There’s something undeniably different about International Women’s Day this year. The day was pioneered by Austria, Denmark, Germany and Switzerland in 1911, making 2017 its 106th year. Companies, organizations and individuals worldwide are responding to the occasion.
The most notable example in the U.S. is “A Day Without A Woman,” organized by the Women’s March. The organization promotes three ways to get involved: taking the day off from paid and unpaid labor, shopping at small, women or minority owned establishments only and wearing red in solidarity.
Rallies in New York, Los Angeles, France, South Korea and Italy have appeared. Protestors in Tbilisi, Georgia demonstrated under an actual glass ceiling. The prime minister of India honored 10 women, called "clean warriors," for their efforts toward better sanitation, reported New York Times.
Nike released plans and photos for the new "Nike Pro Hijab" developed for Muslim women athletes. MTV flipped its logo upside down (now a “W”)and its female social media head is on strike. Earlier this week, Air India made history being the first airline to fly with all female crew.
The day doesn't go without criticism, namely for the teachers in Alexandria, Virginia and Prince George County in Maryland where schools are closed for the day. About 1,700 teachers requested the day off, New York Times reported. Participants have been criticized on social media inconsideration of students and parents affected by their absence.

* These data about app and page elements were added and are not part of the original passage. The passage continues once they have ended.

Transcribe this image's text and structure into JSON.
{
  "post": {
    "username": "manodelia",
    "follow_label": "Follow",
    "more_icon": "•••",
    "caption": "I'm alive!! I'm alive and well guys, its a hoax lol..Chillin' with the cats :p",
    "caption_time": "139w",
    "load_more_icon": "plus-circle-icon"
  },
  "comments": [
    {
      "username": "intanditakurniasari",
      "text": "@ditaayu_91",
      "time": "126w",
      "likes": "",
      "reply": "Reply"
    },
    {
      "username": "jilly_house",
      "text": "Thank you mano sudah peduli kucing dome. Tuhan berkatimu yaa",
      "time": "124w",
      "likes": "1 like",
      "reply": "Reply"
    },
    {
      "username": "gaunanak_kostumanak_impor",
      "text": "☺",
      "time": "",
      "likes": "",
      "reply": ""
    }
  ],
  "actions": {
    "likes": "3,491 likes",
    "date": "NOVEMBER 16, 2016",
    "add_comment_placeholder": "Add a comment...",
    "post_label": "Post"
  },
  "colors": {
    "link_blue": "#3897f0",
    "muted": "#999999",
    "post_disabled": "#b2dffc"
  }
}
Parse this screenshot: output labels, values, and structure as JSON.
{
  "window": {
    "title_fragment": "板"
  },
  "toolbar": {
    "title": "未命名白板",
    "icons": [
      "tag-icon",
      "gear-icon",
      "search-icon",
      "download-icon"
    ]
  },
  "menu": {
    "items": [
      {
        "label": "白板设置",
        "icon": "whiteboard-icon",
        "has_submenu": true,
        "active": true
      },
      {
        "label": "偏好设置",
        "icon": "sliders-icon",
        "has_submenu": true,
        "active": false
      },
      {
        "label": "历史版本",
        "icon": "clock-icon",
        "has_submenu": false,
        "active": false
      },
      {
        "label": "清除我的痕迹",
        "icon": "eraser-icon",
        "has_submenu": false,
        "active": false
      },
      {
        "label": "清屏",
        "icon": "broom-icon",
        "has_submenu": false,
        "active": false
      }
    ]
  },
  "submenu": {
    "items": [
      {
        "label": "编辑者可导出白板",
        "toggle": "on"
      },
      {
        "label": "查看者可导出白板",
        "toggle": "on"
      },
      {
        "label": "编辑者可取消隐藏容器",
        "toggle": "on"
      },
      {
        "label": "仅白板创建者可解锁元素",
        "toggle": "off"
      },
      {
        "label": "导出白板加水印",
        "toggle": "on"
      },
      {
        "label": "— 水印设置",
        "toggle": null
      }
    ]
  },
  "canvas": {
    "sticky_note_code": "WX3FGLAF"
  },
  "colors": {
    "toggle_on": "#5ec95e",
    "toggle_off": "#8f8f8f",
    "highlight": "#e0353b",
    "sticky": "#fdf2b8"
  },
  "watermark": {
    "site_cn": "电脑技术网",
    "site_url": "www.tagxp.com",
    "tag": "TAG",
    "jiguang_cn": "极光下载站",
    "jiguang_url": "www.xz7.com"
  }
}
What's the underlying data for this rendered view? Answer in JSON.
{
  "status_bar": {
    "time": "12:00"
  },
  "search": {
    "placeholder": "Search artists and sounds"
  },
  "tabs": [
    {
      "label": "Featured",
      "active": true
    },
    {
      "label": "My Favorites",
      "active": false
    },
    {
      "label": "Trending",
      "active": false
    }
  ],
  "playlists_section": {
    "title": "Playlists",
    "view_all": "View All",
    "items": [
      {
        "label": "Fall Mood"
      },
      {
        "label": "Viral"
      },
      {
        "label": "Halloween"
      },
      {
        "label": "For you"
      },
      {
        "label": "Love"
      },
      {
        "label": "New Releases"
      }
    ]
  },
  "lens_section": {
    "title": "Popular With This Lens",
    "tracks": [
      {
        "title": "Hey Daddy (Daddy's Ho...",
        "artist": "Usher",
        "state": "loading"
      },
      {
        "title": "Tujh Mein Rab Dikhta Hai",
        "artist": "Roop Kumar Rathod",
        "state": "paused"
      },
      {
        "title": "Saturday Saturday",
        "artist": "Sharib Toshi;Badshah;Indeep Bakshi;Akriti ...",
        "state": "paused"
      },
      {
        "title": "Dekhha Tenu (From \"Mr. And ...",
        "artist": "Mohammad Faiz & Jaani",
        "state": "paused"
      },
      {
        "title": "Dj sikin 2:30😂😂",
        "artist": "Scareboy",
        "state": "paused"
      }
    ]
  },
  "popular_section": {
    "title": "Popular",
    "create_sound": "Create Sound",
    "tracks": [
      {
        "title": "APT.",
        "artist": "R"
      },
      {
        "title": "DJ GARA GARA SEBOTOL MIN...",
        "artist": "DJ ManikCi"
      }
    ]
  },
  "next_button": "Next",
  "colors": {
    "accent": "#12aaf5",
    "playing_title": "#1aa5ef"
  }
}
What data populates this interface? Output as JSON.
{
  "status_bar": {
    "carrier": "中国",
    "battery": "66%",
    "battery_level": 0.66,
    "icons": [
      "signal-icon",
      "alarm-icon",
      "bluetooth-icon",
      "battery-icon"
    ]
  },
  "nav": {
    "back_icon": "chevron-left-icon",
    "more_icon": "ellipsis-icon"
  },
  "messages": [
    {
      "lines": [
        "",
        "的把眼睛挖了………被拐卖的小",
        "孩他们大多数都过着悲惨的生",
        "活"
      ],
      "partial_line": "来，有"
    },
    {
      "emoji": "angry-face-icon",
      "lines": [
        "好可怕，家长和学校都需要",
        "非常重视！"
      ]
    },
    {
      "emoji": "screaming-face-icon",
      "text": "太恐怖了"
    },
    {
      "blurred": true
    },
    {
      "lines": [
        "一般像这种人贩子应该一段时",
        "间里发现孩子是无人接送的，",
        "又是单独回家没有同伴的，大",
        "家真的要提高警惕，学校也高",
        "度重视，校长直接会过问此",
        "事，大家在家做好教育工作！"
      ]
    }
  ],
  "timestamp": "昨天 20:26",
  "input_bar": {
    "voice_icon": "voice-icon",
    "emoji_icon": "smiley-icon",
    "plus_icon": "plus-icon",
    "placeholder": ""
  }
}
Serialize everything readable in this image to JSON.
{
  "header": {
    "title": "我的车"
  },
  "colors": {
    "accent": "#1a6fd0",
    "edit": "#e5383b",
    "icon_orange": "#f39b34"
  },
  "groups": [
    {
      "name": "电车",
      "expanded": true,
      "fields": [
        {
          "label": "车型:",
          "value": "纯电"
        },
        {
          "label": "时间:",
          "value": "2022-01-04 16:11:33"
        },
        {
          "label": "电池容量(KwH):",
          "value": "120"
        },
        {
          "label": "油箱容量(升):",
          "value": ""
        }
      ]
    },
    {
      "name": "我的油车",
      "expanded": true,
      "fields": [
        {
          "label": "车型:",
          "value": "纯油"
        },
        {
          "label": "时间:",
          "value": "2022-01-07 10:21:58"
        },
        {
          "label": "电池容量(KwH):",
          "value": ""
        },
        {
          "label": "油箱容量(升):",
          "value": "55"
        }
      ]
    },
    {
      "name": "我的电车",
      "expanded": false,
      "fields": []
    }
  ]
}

President Donald Trump's tweets in support of IWD were met with disdain while, President Vladimir V. Putin reportedly said, "Even today, on International Women’s Day, you are still caught up in your routine, working tirelessly, always on time. We often ask ourselves: How do they manage it all?”